▸ **Page and application data records**:
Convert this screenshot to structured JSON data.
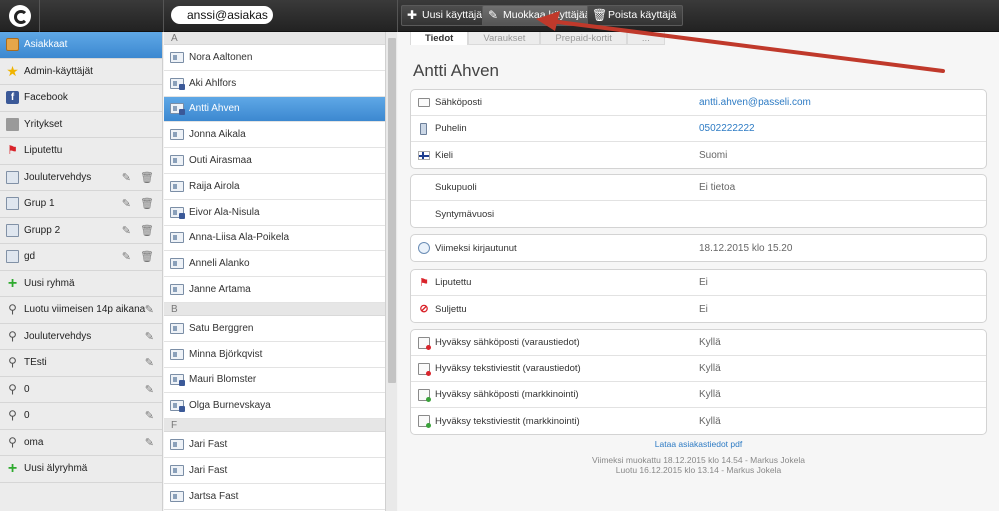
{
  "topbar": {
    "user": "anssi@asiakas",
    "buttons": [
      {
        "label": "Uusi käyttäjä",
        "icon": "plus-icon"
      },
      {
        "label": "Muokkaa käyttäjää",
        "icon": "pencil-icon"
      },
      {
        "label": "Poista käyttäjä",
        "icon": "trash-icon"
      }
    ]
  },
  "sidebar": {
    "items": [
      {
        "label": "Asiakkaat",
        "icon": "address-book-icon"
      },
      {
        "label": "Admin-käyttäjät",
        "icon": "star-icon"
      },
      {
        "label": "Facebook",
        "icon": "facebook-icon"
      },
      {
        "label": "Yritykset",
        "icon": "building-icon"
      },
      {
        "label": "Liputettu",
        "icon": "flag-icon"
      },
      {
        "label": "Joulutervehdys",
        "icon": "group-icon"
      },
      {
        "label": "Grup 1",
        "icon": "group-icon"
      },
      {
        "label": "Grupp 2",
        "icon": "group-icon"
      },
      {
        "label": "gd",
        "icon": "group-icon"
      },
      {
        "label": "Uusi ryhmä",
        "icon": "plus-icon"
      },
      {
        "label": "Luotu viimeisen 14p aikana",
        "icon": "search-icon"
      },
      {
        "label": "Joulutervehdys",
        "icon": "search-icon"
      },
      {
        "label": "TEsti",
        "icon": "search-icon"
      },
      {
        "label": "0",
        "icon": "search-icon"
      },
      {
        "label": "0",
        "icon": "search-icon"
      },
      {
        "label": "oma",
        "icon": "search-icon"
      },
      {
        "label": "Uusi älyryhmä",
        "icon": "plus-icon"
      }
    ]
  },
  "list": {
    "groups": [
      {
        "letter": "A",
        "names": [
          "Nora Aaltonen",
          "Aki Ahlfors",
          "Antti Ahven",
          "Jonna Aikala",
          "Outi Airasmaa",
          "Raija Airola",
          "Eivor Ala-Nisula",
          "Anna-Liisa Ala-Poikela",
          "Anneli Alanko",
          "Janne Artama"
        ]
      },
      {
        "letter": "B",
        "names": [
          "Satu Berggren",
          "Minna Björkqvist",
          "Mauri Blomster",
          "Olga Burnevskaya"
        ]
      },
      {
        "letter": "F",
        "names": [
          "Jari Fast",
          "Jari Fast",
          "Jartsa Fast"
        ]
      }
    ]
  },
  "detail": {
    "tabs": [
      "Tiedot",
      "Varaukset",
      "Prepaid-kortit",
      "..."
    ],
    "name": "Antti Ahven",
    "contact": [
      {
        "label": "Sähköposti",
        "value": "antti.ahven@passeli.com"
      },
      {
        "label": "Puhelin",
        "value": "0502222222"
      },
      {
        "label": "Kieli",
        "value": "Suomi"
      }
    ],
    "personal": [
      {
        "label": "Sukupuoli",
        "value": "Ei tietoa"
      },
      {
        "label": "Syntymävuosi",
        "value": ""
      }
    ],
    "login": {
      "label": "Viimeksi kirjautunut",
      "value": "18.12.2015 klo 15.20"
    },
    "flags": [
      {
        "label": "Liputettu",
        "value": "Ei"
      },
      {
        "label": "Suljettu",
        "value": "Ei"
      }
    ],
    "consents": [
      {
        "label": "Hyväksy sähköposti (varaustiedot)",
        "value": "Kyllä"
      },
      {
        "label": "Hyväksy tekstiviestit (varaustiedot)",
        "value": "Kyllä"
      },
      {
        "label": "Hyväksy sähköposti (markkinointi)",
        "value": "Kyllä"
      },
      {
        "label": "Hyväksy tekstiviestit (markkinointi)",
        "value": "Kyllä"
      }
    ],
    "pdf_link": "Lataa asiakastiedot pdf",
    "modified": "Viimeksi muokattu 18.12.2015 klo 14.54 - Markus Jokela",
    "created": "Luotu 16.12.2015 klo 13.14 - Markus Jokela"
  },
  "colors": {
    "accent": "#3c88d0",
    "arrow": "#c0392b"
  }
}
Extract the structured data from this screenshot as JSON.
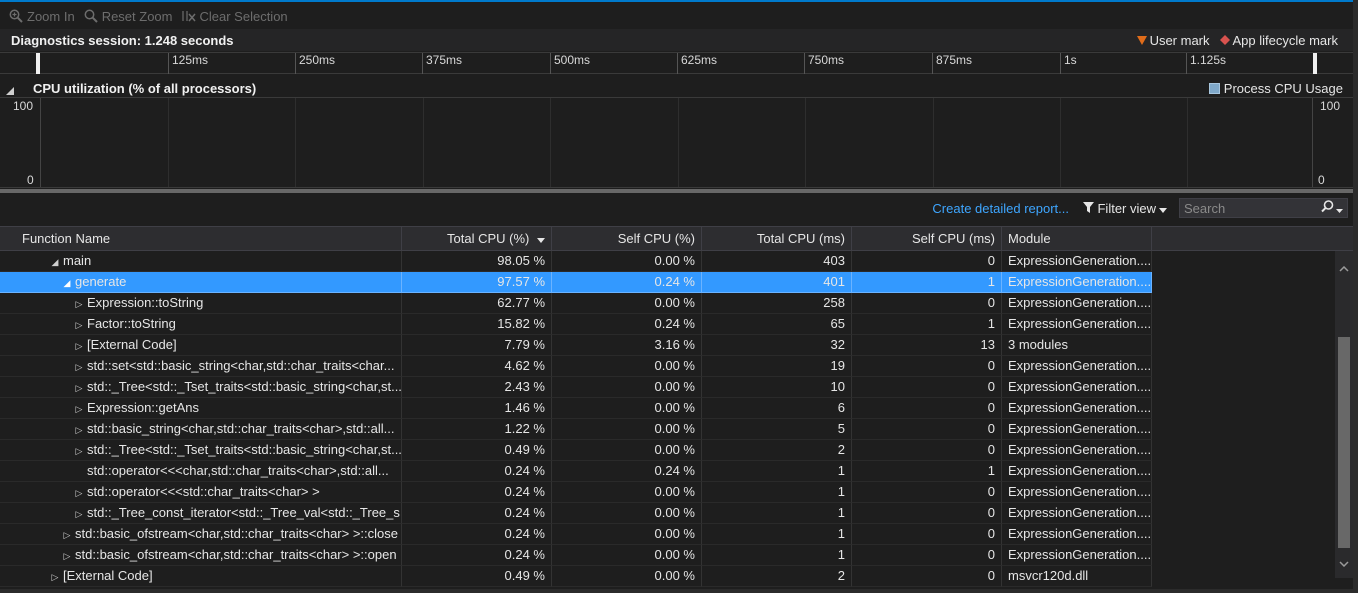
{
  "toolbar": {
    "zoom_in": "Zoom In",
    "reset_zoom": "Reset Zoom",
    "clear_selection": "Clear Selection"
  },
  "session": {
    "title": "Diagnostics session: 1.248 seconds",
    "user_mark": "User mark",
    "app_lifecycle_mark": "App lifecycle mark",
    "user_mark_color": "#e06c1a",
    "app_lifecycle_color": "#d9534f"
  },
  "ruler": {
    "ticks": [
      "125ms",
      "250ms",
      "375ms",
      "500ms",
      "625ms",
      "750ms",
      "875ms",
      "1s",
      "1.125s"
    ]
  },
  "cpu": {
    "title": "CPU utilization (% of all processors)",
    "legend": "Process CPU Usage",
    "legend_color": "#7fa8c9",
    "y_max": "100",
    "y_min": "0"
  },
  "actions": {
    "create_report": "Create detailed report...",
    "filter_view": "Filter view",
    "search_placeholder": "Search"
  },
  "table": {
    "columns": [
      "Function Name",
      "Total CPU (%)",
      "Self CPU (%)",
      "Total CPU (ms)",
      "Self CPU (ms)",
      "Module"
    ],
    "rows": [
      {
        "name": "main",
        "total_pct": "98.05 %",
        "self_pct": "0.00 %",
        "total_ms": "403",
        "self_ms": "0",
        "module": "ExpressionGeneration...."
      },
      {
        "name": "generate",
        "total_pct": "97.57 %",
        "self_pct": "0.24 %",
        "total_ms": "401",
        "self_ms": "1",
        "module": "ExpressionGeneration...."
      },
      {
        "name": "Expression::toString",
        "total_pct": "62.77 %",
        "self_pct": "0.00 %",
        "total_ms": "258",
        "self_ms": "0",
        "module": "ExpressionGeneration...."
      },
      {
        "name": "Factor::toString",
        "total_pct": "15.82 %",
        "self_pct": "0.24 %",
        "total_ms": "65",
        "self_ms": "1",
        "module": "ExpressionGeneration...."
      },
      {
        "name": "[External Code]",
        "total_pct": "7.79 %",
        "self_pct": "3.16 %",
        "total_ms": "32",
        "self_ms": "13",
        "module": "3 modules"
      },
      {
        "name": "std::set<std::basic_string<char,std::char_traits<char...",
        "total_pct": "4.62 %",
        "self_pct": "0.00 %",
        "total_ms": "19",
        "self_ms": "0",
        "module": "ExpressionGeneration...."
      },
      {
        "name": "std::_Tree<std::_Tset_traits<std::basic_string<char,st...",
        "total_pct": "2.43 %",
        "self_pct": "0.00 %",
        "total_ms": "10",
        "self_ms": "0",
        "module": "ExpressionGeneration...."
      },
      {
        "name": "Expression::getAns",
        "total_pct": "1.46 %",
        "self_pct": "0.00 %",
        "total_ms": "6",
        "self_ms": "0",
        "module": "ExpressionGeneration...."
      },
      {
        "name": "std::basic_string<char,std::char_traits<char>,std::all...",
        "total_pct": "1.22 %",
        "self_pct": "0.00 %",
        "total_ms": "5",
        "self_ms": "0",
        "module": "ExpressionGeneration...."
      },
      {
        "name": "std::_Tree<std::_Tset_traits<std::basic_string<char,st...",
        "total_pct": "0.49 %",
        "self_pct": "0.00 %",
        "total_ms": "2",
        "self_ms": "0",
        "module": "ExpressionGeneration...."
      },
      {
        "name": "std::operator<<<char,std::char_traits<char>,std::all...",
        "total_pct": "0.24 %",
        "self_pct": "0.24 %",
        "total_ms": "1",
        "self_ms": "1",
        "module": "ExpressionGeneration...."
      },
      {
        "name": "std::operator<<<std::char_traits<char> >",
        "total_pct": "0.24 %",
        "self_pct": "0.00 %",
        "total_ms": "1",
        "self_ms": "0",
        "module": "ExpressionGeneration...."
      },
      {
        "name": "std::_Tree_const_iterator<std::_Tree_val<std::_Tree_s...",
        "total_pct": "0.24 %",
        "self_pct": "0.00 %",
        "total_ms": "1",
        "self_ms": "0",
        "module": "ExpressionGeneration...."
      },
      {
        "name": "std::basic_ofstream<char,std::char_traits<char> >::close",
        "total_pct": "0.24 %",
        "self_pct": "0.00 %",
        "total_ms": "1",
        "self_ms": "0",
        "module": "ExpressionGeneration...."
      },
      {
        "name": "std::basic_ofstream<char,std::char_traits<char> >::open",
        "total_pct": "0.24 %",
        "self_pct": "0.00 %",
        "total_ms": "1",
        "self_ms": "0",
        "module": "ExpressionGeneration...."
      },
      {
        "name": "[External Code]",
        "total_pct": "0.49 %",
        "self_pct": "0.00 %",
        "total_ms": "2",
        "self_ms": "0",
        "module": "msvcr120d.dll"
      }
    ]
  }
}
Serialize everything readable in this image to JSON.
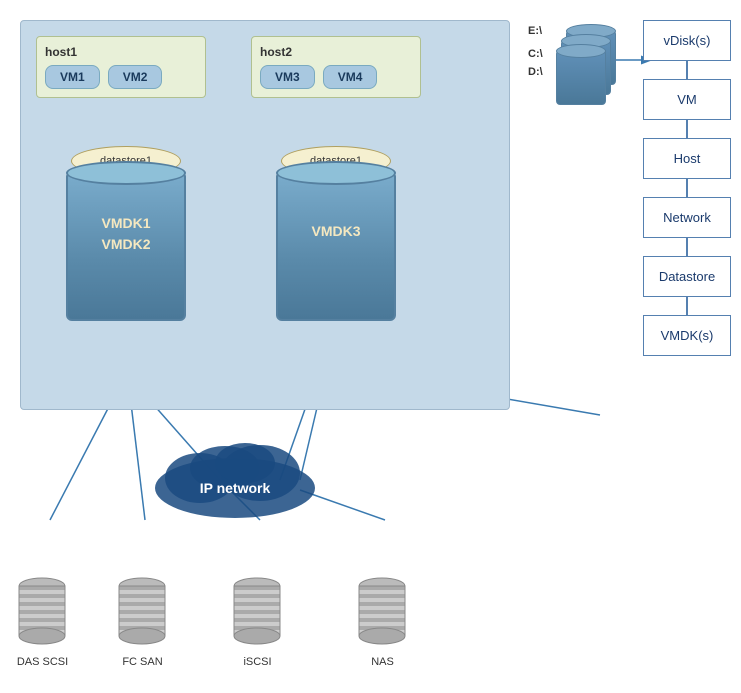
{
  "hosts": {
    "host1": {
      "label": "host1",
      "vms": [
        "VM1",
        "VM2"
      ]
    },
    "host2": {
      "label": "host2",
      "vms": [
        "VM3",
        "VM4"
      ]
    }
  },
  "datastores": {
    "ds1": {
      "label": "datastore1",
      "vmdks": [
        "VMDK1",
        "VMDK2"
      ]
    },
    "ds2": {
      "label": "datastore1",
      "vmdks": [
        "VMDK3"
      ]
    }
  },
  "hierarchy": [
    {
      "label": "vDisk(s)"
    },
    {
      "label": "VM"
    },
    {
      "label": "Host"
    },
    {
      "label": "Network"
    },
    {
      "label": "Datastore"
    },
    {
      "label": "VMDK(s)"
    }
  ],
  "vdisk_labels": [
    "E:\\",
    "C:\\",
    "D:\\"
  ],
  "storage_items": [
    {
      "label": "DAS SCSI"
    },
    {
      "label": "FC SAN"
    },
    {
      "label": "iSCSI"
    },
    {
      "label": "NAS"
    }
  ],
  "ip_network_label": "IP network"
}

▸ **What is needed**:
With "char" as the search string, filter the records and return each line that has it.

▸ **Output below**:
        "name": "std::set<std::basic_string<char,std::char_traits<char...",
        "name": "std::_Tree<std::_Tset_traits<std::basic_string<char,st...",
        "name": "std::basic_string<char,std::char_traits<char>,std::all...",
        "name": "std::_Tree<std::_Tset_traits<std::basic_string<char,st...",
        "name": "std::operator<<<char,std::char_traits<char>,std::all...",
        "name": "std::operator<<<std::char_traits<char> >",
        "name": "std::basic_ofstream<char,std::char_traits<char> >::close",
        "name": "std::basic_ofstream<char,std::char_traits<char> >::open",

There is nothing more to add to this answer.